Although the records contain pictures, only their text should be set down, exactly as written.

+---+

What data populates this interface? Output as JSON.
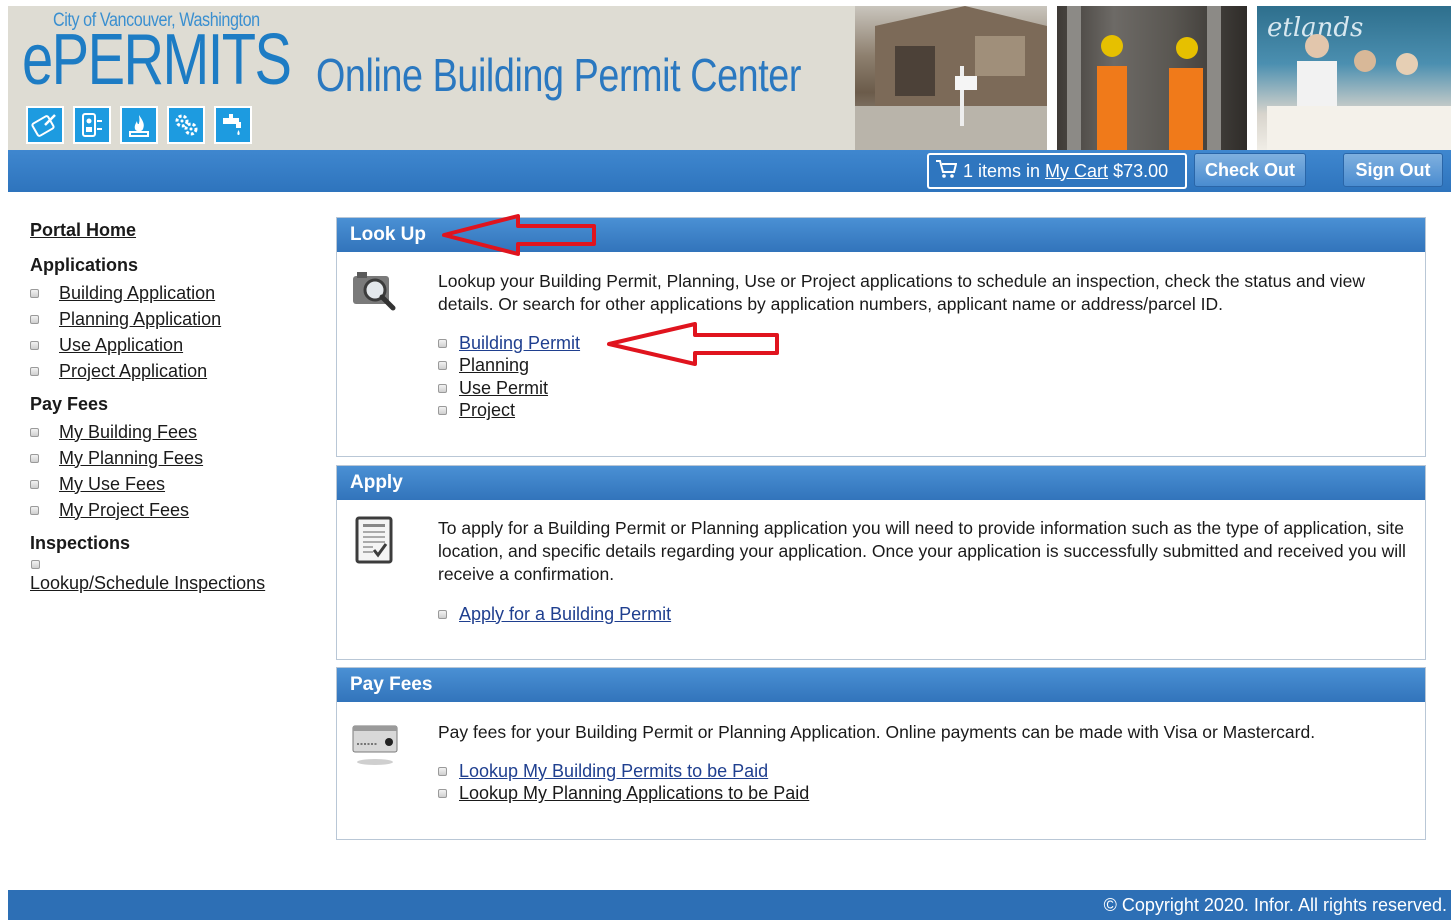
{
  "header": {
    "city": "City of Vancouver, Washington",
    "brand": "ePERMITS",
    "site_title": "Online Building Permit Center",
    "icons": [
      "permit-pen-icon",
      "electrical-meter-icon",
      "fire-flame-icon",
      "gears-icon",
      "water-faucet-icon"
    ]
  },
  "nav": {
    "cart_count_text": "1 items in",
    "cart_link": "My Cart",
    "cart_total": "$73.00",
    "checkout_label": "Check Out",
    "signout_label": "Sign Out"
  },
  "sidebar": {
    "portal_home": "Portal Home",
    "applications_heading": "Applications",
    "applications": [
      "Building Application",
      "Planning Application",
      "Use Application",
      "Project Application"
    ],
    "fees_heading": "Pay Fees",
    "fees": [
      "My Building Fees",
      "My Planning Fees",
      "My Use Fees",
      "My Project Fees"
    ],
    "inspections_heading": "Inspections",
    "inspections_link": "Lookup/Schedule Inspections"
  },
  "lookup": {
    "title": "Look Up",
    "description": "Lookup your Building Permit, Planning, Use or Project applications to schedule an inspection, check the status and view details. Or search for other applications by application numbers, applicant name or address/parcel ID.",
    "links": [
      "Building Permit",
      "Planning",
      "Use Permit",
      "Project"
    ]
  },
  "apply": {
    "title": "Apply",
    "description": "To apply for a Building Permit or Planning application you will need to provide information such as the type of application, site location, and specific details regarding your application. Once your application is successfully submitted and received you will receive a confirmation.",
    "link": "Apply for a Building Permit"
  },
  "fees": {
    "title": "Pay Fees",
    "description": "Pay fees for your Building Permit or Planning Application. Online payments can be made with Visa or Mastercard.",
    "links": [
      "Lookup My Building Permits to be Paid",
      "Lookup My Planning Applications to be Paid"
    ]
  },
  "footer": {
    "copyright": "© Copyright 2020. Infor. All rights reserved."
  },
  "colors": {
    "brand_blue": "#1d7cc4",
    "nav_blue": "#2e74bd",
    "header_bg": "#dedcd3",
    "annotation_red": "#e0141e"
  }
}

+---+

WRITTEN ANSWER ->
What data populates this interface? Output as JSON.
{
  "header": {
    "city": "City of Vancouver, Washington",
    "brand": "ePERMITS",
    "site_title": "Online Building Permit Center",
    "icons": [
      "permit-pen-icon",
      "electrical-meter-icon",
      "fire-flame-icon",
      "gears-icon",
      "water-faucet-icon"
    ]
  },
  "nav": {
    "cart_count_text": "1 items in",
    "cart_link": "My Cart",
    "cart_total": "$73.00",
    "checkout_label": "Check Out",
    "signout_label": "Sign Out"
  },
  "sidebar": {
    "portal_home": "Portal Home",
    "applications_heading": "Applications",
    "applications": [
      "Building Application",
      "Planning Application",
      "Use Application",
      "Project Application"
    ],
    "fees_heading": "Pay Fees",
    "fees": [
      "My Building Fees",
      "My Planning Fees",
      "My Use Fees",
      "My Project Fees"
    ],
    "inspections_heading": "Inspections",
    "inspections_link": "Lookup/Schedule Inspections"
  },
  "lookup": {
    "title": "Look Up",
    "description": "Lookup your Building Permit, Planning, Use or Project applications to schedule an inspection, check the status and view details. Or search for other applications by application numbers, applicant name or address/parcel ID.",
    "links": [
      "Building Permit",
      "Planning",
      "Use Permit",
      "Project"
    ]
  },
  "apply": {
    "title": "Apply",
    "description": "To apply for a Building Permit or Planning application you will need to provide information such as the type of application, site location, and specific details regarding your application. Once your application is successfully submitted and received you will receive a confirmation.",
    "link": "Apply for a Building Permit"
  },
  "fees": {
    "title": "Pay Fees",
    "description": "Pay fees for your Building Permit or Planning Application. Online payments can be made with Visa or Mastercard.",
    "links": [
      "Lookup My Building Permits to be Paid",
      "Lookup My Planning Applications to be Paid"
    ]
  },
  "footer": {
    "copyright": "© Copyright 2020. Infor. All rights reserved."
  },
  "colors": {
    "brand_blue": "#1d7cc4",
    "nav_blue": "#2e74bd",
    "header_bg": "#dedcd3",
    "annotation_red": "#e0141e"
  }
}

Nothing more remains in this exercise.